== Data for this exercise

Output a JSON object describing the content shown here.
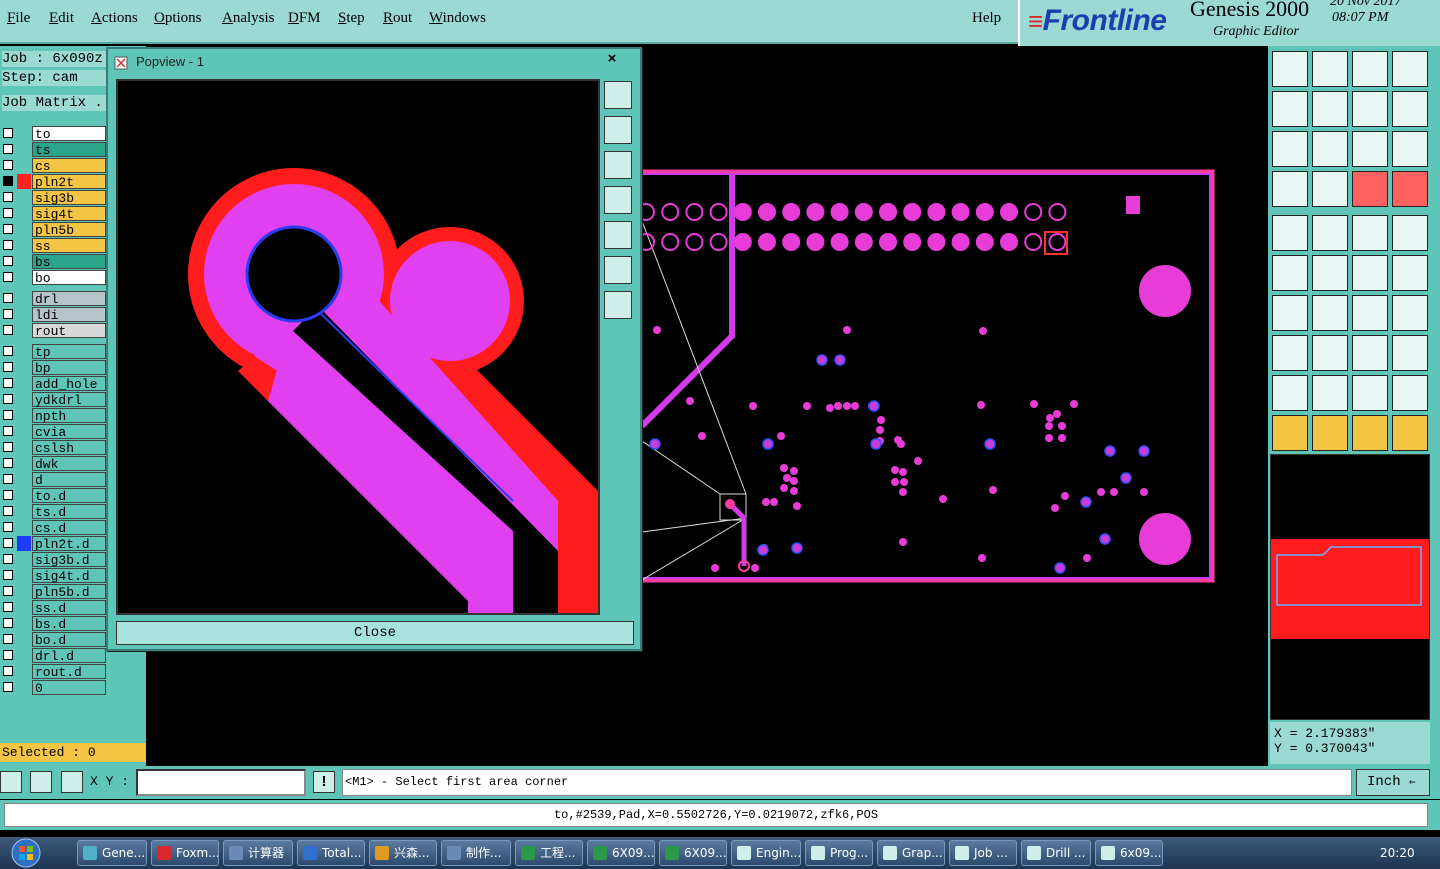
{
  "menu": [
    "File",
    "Edit",
    "Actions",
    "Options",
    "Analysis",
    "DFM",
    "Step",
    "Rout",
    "Windows"
  ],
  "help": "Help",
  "logo": {
    "brand": "Frontline",
    "title": "Genesis 2000",
    "subtitle": "Graphic Editor",
    "date": "20 Nov 2017",
    "time": "08:07 PM"
  },
  "left": {
    "job": "Job : 6x090z",
    "step": "Step: cam",
    "matrix": "Job Matrix .",
    "selected": "Selected : 0",
    "layers": [
      {
        "name": "to",
        "color": "#ffffff",
        "flag": ""
      },
      {
        "name": "ts",
        "color": "#2aa58a",
        "flag": ""
      },
      {
        "name": "cs",
        "color": "#f4c542",
        "flag": ""
      },
      {
        "name": "pln2t",
        "color": "#f4c542",
        "flag": "#ff2020",
        "active": true
      },
      {
        "name": "sig3b",
        "color": "#f4c542",
        "flag": ""
      },
      {
        "name": "sig4t",
        "color": "#f4c542",
        "flag": ""
      },
      {
        "name": "pln5b",
        "color": "#f4c542",
        "flag": ""
      },
      {
        "name": "ss",
        "color": "#f4c542",
        "flag": ""
      },
      {
        "name": "bs",
        "color": "#2aa58a",
        "flag": ""
      },
      {
        "name": "bo",
        "color": "#ffffff",
        "flag": ""
      },
      {
        "name": "drl",
        "color": "#b4c4c8",
        "flag": "",
        "gap": true
      },
      {
        "name": "ldi",
        "color": "#b4c4c8",
        "flag": ""
      },
      {
        "name": "rout",
        "color": "#d8d8d8",
        "flag": ""
      },
      {
        "name": "tp",
        "color": "#5fc5b8",
        "flag": "",
        "gap": true
      },
      {
        "name": "bp",
        "color": "#5fc5b8",
        "flag": ""
      },
      {
        "name": "add_hole",
        "color": "#5fc5b8",
        "flag": ""
      },
      {
        "name": "ydkdrl",
        "color": "#5fc5b8",
        "flag": ""
      },
      {
        "name": "npth",
        "color": "#5fc5b8",
        "flag": ""
      },
      {
        "name": "cvia",
        "color": "#5fc5b8",
        "flag": ""
      },
      {
        "name": "cslsh",
        "color": "#5fc5b8",
        "flag": ""
      },
      {
        "name": "dwk",
        "color": "#5fc5b8",
        "flag": ""
      },
      {
        "name": "d",
        "color": "#5fc5b8",
        "flag": ""
      },
      {
        "name": "to.d",
        "color": "#5fc5b8",
        "flag": ""
      },
      {
        "name": "ts.d",
        "color": "#5fc5b8",
        "flag": ""
      },
      {
        "name": "cs.d",
        "color": "#5fc5b8",
        "flag": ""
      },
      {
        "name": "pln2t.d",
        "color": "#5fc5b8",
        "flag": "#1e3cff"
      },
      {
        "name": "sig3b.d",
        "color": "#5fc5b8",
        "flag": ""
      },
      {
        "name": "sig4t.d",
        "color": "#5fc5b8",
        "flag": ""
      },
      {
        "name": "pln5b.d",
        "color": "#5fc5b8",
        "flag": ""
      },
      {
        "name": "ss.d",
        "color": "#5fc5b8",
        "flag": ""
      },
      {
        "name": "bs.d",
        "color": "#5fc5b8",
        "flag": ""
      },
      {
        "name": "bo.d",
        "color": "#5fc5b8",
        "flag": ""
      },
      {
        "name": "drl.d",
        "color": "#5fc5b8",
        "flag": ""
      },
      {
        "name": "rout.d",
        "color": "#5fc5b8",
        "flag": ""
      },
      {
        "name": "0",
        "color": "#5fc5b8",
        "flag": ""
      }
    ]
  },
  "popview": {
    "title": "Popview - 1",
    "close_x": "×",
    "close_button": "Close"
  },
  "coords": {
    "x": "X = 2.179383\"",
    "y": "Y = 0.370043\""
  },
  "command": {
    "xy_label": "X Y :",
    "input_value": "",
    "excl": "!",
    "prompt": "<M1> - Select first area corner",
    "unit": "Inch"
  },
  "status": "to,#2539,Pad,X=0.5502726,Y=0.0219072,zfk6,POS",
  "taskbar": {
    "tasks": [
      {
        "label": "Gene...",
        "color": "#4fb0c6"
      },
      {
        "label": "Foxm...",
        "color": "#d8282a"
      },
      {
        "label": "计算器",
        "color": "#6a8bb5"
      },
      {
        "label": "Total...",
        "color": "#2e6fd0"
      },
      {
        "label": "兴森...",
        "color": "#e09a20"
      },
      {
        "label": "制作...",
        "color": "#6a8bb5"
      },
      {
        "label": "工程...",
        "color": "#2a9a4a"
      },
      {
        "label": "6X09...",
        "color": "#2a9a4a"
      },
      {
        "label": "6X09...",
        "color": "#2a9a4a"
      },
      {
        "label": "Engin...",
        "color": "#cfeeea"
      },
      {
        "label": "Prog...",
        "color": "#cfeeea"
      },
      {
        "label": "Grap...",
        "color": "#cfeeea"
      },
      {
        "label": "Job ...",
        "color": "#cfeeea"
      },
      {
        "label": "Drill ...",
        "color": "#cfeeea"
      },
      {
        "label": "6x09...",
        "color": "#cfeeea"
      }
    ],
    "clock": "20:20"
  }
}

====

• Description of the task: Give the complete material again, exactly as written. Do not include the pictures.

• Result:
Output a JSON object describing the content shown here.
{
  "menu": [
    "File",
    "Edit",
    "Actions",
    "Options",
    "Analysis",
    "DFM",
    "Step",
    "Rout",
    "Windows"
  ],
  "help": "Help",
  "logo": {
    "brand": "Frontline",
    "title": "Genesis 2000",
    "subtitle": "Graphic Editor",
    "date": "20 Nov 2017",
    "time": "08:07 PM"
  },
  "left": {
    "job": "Job : 6x090z",
    "step": "Step: cam",
    "matrix": "Job Matrix .",
    "selected": "Selected : 0",
    "layers": [
      {
        "name": "to",
        "color": "#ffffff",
        "flag": ""
      },
      {
        "name": "ts",
        "color": "#2aa58a",
        "flag": ""
      },
      {
        "name": "cs",
        "color": "#f4c542",
        "flag": ""
      },
      {
        "name": "pln2t",
        "color": "#f4c542",
        "flag": "#ff2020",
        "active": true
      },
      {
        "name": "sig3b",
        "color": "#f4c542",
        "flag": ""
      },
      {
        "name": "sig4t",
        "color": "#f4c542",
        "flag": ""
      },
      {
        "name": "pln5b",
        "color": "#f4c542",
        "flag": ""
      },
      {
        "name": "ss",
        "color": "#f4c542",
        "flag": ""
      },
      {
        "name": "bs",
        "color": "#2aa58a",
        "flag": ""
      },
      {
        "name": "bo",
        "color": "#ffffff",
        "flag": ""
      },
      {
        "name": "drl",
        "color": "#b4c4c8",
        "flag": "",
        "gap": true
      },
      {
        "name": "ldi",
        "color": "#b4c4c8",
        "flag": ""
      },
      {
        "name": "rout",
        "color": "#d8d8d8",
        "flag": ""
      },
      {
        "name": "tp",
        "color": "#5fc5b8",
        "flag": "",
        "gap": true
      },
      {
        "name": "bp",
        "color": "#5fc5b8",
        "flag": ""
      },
      {
        "name": "add_hole",
        "color": "#5fc5b8",
        "flag": ""
      },
      {
        "name": "ydkdrl",
        "color": "#5fc5b8",
        "flag": ""
      },
      {
        "name": "npth",
        "color": "#5fc5b8",
        "flag": ""
      },
      {
        "name": "cvia",
        "color": "#5fc5b8",
        "flag": ""
      },
      {
        "name": "cslsh",
        "color": "#5fc5b8",
        "flag": ""
      },
      {
        "name": "dwk",
        "color": "#5fc5b8",
        "flag": ""
      },
      {
        "name": "d",
        "color": "#5fc5b8",
        "flag": ""
      },
      {
        "name": "to.d",
        "color": "#5fc5b8",
        "flag": ""
      },
      {
        "name": "ts.d",
        "color": "#5fc5b8",
        "flag": ""
      },
      {
        "name": "cs.d",
        "color": "#5fc5b8",
        "flag": ""
      },
      {
        "name": "pln2t.d",
        "color": "#5fc5b8",
        "flag": "#1e3cff"
      },
      {
        "name": "sig3b.d",
        "color": "#5fc5b8",
        "flag": ""
      },
      {
        "name": "sig4t.d",
        "color": "#5fc5b8",
        "flag": ""
      },
      {
        "name": "pln5b.d",
        "color": "#5fc5b8",
        "flag": ""
      },
      {
        "name": "ss.d",
        "color": "#5fc5b8",
        "flag": ""
      },
      {
        "name": "bs.d",
        "color": "#5fc5b8",
        "flag": ""
      },
      {
        "name": "bo.d",
        "color": "#5fc5b8",
        "flag": ""
      },
      {
        "name": "drl.d",
        "color": "#5fc5b8",
        "flag": ""
      },
      {
        "name": "rout.d",
        "color": "#5fc5b8",
        "flag": ""
      },
      {
        "name": "0",
        "color": "#5fc5b8",
        "flag": ""
      }
    ]
  },
  "popview": {
    "title": "Popview - 1",
    "close_x": "×",
    "close_button": "Close"
  },
  "coords": {
    "x": "X = 2.179383\"",
    "y": "Y = 0.370043\""
  },
  "command": {
    "xy_label": "X Y :",
    "input_value": "",
    "excl": "!",
    "prompt": "<M1> - Select first area corner",
    "unit": "Inch"
  },
  "status": "to,#2539,Pad,X=0.5502726,Y=0.0219072,zfk6,POS",
  "taskbar": {
    "tasks": [
      {
        "label": "Gene...",
        "color": "#4fb0c6"
      },
      {
        "label": "Foxm...",
        "color": "#d8282a"
      },
      {
        "label": "计算器",
        "color": "#6a8bb5"
      },
      {
        "label": "Total...",
        "color": "#2e6fd0"
      },
      {
        "label": "兴森...",
        "color": "#e09a20"
      },
      {
        "label": "制作...",
        "color": "#6a8bb5"
      },
      {
        "label": "工程...",
        "color": "#2a9a4a"
      },
      {
        "label": "6X09...",
        "color": "#2a9a4a"
      },
      {
        "label": "6X09...",
        "color": "#2a9a4a"
      },
      {
        "label": "Engin...",
        "color": "#cfeeea"
      },
      {
        "label": "Prog...",
        "color": "#cfeeea"
      },
      {
        "label": "Grap...",
        "color": "#cfeeea"
      },
      {
        "label": "Job ...",
        "color": "#cfeeea"
      },
      {
        "label": "Drill ...",
        "color": "#cfeeea"
      },
      {
        "label": "6x09...",
        "color": "#cfeeea"
      }
    ],
    "clock": "20:20"
  }
}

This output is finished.